will not be selling the design advantages to third parties. Although
currently only available in the USA, Toshiba is researching the
market requirements and particularly specific national needs for
home PCs in many other parts of the world.
No European country currently has a home PC market comparable
to the US one. Yet one of the main advantages of demonstrating
these revolutionary home appliances at CeBIT in Germany was to
test European reactions. Their multimedia and communications abilities
make them ideal for the sophisticated and computer-literate US
home market. As European markets develop during 1997, Infinia
models will no doubt continue to be a major talking point.
The next few months will be decisive for the future of Infinia
in Europe. As PC Magazine wrote: "the PC isn't just for business
the PC is continuing to evolve into
an all-in-one home computing, communications and entertainment
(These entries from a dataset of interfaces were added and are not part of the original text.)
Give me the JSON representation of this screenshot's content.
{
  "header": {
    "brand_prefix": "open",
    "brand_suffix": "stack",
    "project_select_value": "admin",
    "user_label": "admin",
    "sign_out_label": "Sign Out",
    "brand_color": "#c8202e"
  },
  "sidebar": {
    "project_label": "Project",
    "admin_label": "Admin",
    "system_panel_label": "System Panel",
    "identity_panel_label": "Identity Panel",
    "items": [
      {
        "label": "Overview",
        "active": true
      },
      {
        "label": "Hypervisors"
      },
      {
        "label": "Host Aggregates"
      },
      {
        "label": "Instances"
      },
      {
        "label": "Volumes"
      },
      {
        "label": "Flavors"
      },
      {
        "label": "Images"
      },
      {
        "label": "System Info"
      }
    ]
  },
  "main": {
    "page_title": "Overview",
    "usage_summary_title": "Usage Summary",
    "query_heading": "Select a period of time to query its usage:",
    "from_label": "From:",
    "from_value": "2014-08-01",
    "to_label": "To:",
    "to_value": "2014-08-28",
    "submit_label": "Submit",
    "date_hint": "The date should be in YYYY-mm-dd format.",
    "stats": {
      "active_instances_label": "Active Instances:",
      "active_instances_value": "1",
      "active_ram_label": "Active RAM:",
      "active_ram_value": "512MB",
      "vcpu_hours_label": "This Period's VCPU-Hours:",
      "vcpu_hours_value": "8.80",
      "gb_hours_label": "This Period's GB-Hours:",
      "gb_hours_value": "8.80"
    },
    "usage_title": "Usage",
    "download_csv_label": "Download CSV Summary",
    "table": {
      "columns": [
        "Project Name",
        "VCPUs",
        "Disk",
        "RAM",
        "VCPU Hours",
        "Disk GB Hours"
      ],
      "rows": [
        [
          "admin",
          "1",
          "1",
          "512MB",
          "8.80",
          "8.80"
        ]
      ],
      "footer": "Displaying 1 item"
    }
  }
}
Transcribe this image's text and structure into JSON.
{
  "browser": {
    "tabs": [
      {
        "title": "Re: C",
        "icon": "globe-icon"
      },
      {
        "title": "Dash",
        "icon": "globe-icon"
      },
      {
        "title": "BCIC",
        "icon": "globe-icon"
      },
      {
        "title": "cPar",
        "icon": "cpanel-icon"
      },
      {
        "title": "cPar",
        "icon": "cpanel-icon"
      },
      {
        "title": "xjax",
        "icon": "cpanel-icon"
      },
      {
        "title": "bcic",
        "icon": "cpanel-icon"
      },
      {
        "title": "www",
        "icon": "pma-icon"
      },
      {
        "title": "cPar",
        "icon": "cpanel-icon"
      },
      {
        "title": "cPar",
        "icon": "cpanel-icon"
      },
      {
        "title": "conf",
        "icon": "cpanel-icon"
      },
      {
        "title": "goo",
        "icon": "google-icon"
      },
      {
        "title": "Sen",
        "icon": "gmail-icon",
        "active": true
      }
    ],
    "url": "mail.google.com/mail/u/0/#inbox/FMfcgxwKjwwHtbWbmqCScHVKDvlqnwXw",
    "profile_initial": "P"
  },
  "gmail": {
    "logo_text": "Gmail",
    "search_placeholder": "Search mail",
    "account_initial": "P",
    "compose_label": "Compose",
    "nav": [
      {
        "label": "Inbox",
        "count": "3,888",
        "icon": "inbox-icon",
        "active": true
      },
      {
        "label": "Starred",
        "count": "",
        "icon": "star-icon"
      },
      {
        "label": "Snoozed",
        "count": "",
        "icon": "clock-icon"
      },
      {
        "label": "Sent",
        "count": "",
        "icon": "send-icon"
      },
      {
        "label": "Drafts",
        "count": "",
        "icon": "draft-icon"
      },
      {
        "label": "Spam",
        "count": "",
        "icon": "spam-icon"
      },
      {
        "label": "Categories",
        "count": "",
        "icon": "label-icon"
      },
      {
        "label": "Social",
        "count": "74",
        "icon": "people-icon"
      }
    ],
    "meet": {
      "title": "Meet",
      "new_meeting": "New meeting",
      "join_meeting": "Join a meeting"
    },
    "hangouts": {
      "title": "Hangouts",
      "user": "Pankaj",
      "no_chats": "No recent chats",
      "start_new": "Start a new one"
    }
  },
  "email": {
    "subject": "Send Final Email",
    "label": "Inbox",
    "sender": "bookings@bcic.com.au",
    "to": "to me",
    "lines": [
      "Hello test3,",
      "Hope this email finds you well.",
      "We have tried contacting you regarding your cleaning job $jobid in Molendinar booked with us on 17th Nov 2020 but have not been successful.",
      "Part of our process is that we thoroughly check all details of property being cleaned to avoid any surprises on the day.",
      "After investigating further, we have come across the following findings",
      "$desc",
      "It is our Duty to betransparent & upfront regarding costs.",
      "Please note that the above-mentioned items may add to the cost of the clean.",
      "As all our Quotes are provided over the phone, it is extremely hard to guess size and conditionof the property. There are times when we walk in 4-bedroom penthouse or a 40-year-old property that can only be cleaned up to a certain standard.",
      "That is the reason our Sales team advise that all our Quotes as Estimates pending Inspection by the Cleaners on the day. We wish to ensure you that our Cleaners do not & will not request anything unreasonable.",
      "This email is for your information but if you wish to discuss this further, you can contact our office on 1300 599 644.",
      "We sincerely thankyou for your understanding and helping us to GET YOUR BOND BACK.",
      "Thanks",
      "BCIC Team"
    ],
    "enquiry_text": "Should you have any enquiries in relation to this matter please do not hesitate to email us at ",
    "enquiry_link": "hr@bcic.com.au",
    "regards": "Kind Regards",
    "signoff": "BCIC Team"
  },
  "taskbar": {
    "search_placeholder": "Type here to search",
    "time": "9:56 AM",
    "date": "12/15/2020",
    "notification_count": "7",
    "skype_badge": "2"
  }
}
Toshiba's Infinia is the most highly evolved of
this emerging species
and its abilities blur the line between
PC and TV." It is generally recognised that Europe lags behind
America in the adoption of new technologies. When Europe is ready,
the Infinia will be waiting.
US Specifications at a glance
||Model 7161||Model 7130
|Processor||200 MHz Intel Pentium with MMXTM Technology
||166 MHz Intel Pentium with MMXTM Technology
||133 MHz Intel Pentium |
|Hard disk||3.1 billion bytes (3.0 GB)
||2.0 billion bytes (1.9 GB)||1.6 billion bytes (1.5 GB)
|InTouch module||LCD version
|Memory||32-128 MB EDO RAM
||16-128 MB EDO RAM
|Cache||256 KB pipelined burst SRAM level 2 cache
|Video||2 MB 64-bit ViRGETM with 3D graphics acceleration
|Sound system||16-bit SoundBlaster Pro compatible with SRS 3D sound
|Slots/expansion||3 x 32-bit PCI and 3 x 16-bit ISA + 2 x 5.25" bays and 1 x 3.5" bay
|Ports||PS/2 mouse, 2 x USB, microphone, MIDI/joystick, speaker out, line-in
|Connectivity||33.6 Kbps DSVD modem, speakerphone and digital answering machine software, internet browsers
All models come in mini-tower format with keyboard, mouse, floppy
disk drive, Windows 95 and a range of home and education software
titles for the US market. The TV/FM Radio board is standard only
on the 7201 model.
The Toshiba Monitors are optional:
|17-inch monitor||15-inch monitor
|16.23-inch viewable image||13.78-inch viewable image
|0.28 mm CRT dot pitch||0.28 mm CRT dot pitch
|30 KHz to 66 KHz autoscan multifrequency operation
||30 KHz to 66 KHz autoscan multifrequency operation
|5-watt/channel stereo speakers||5-watt/channel stereo speakers
|Front-mounted integrated microphone||Front-mounted integrated microphone
|Headphone and ext. microphone jacks||Headphone and ext. microphone jacks
|Energy-star and MPR II compliant ||Energy-star and MPR II compliant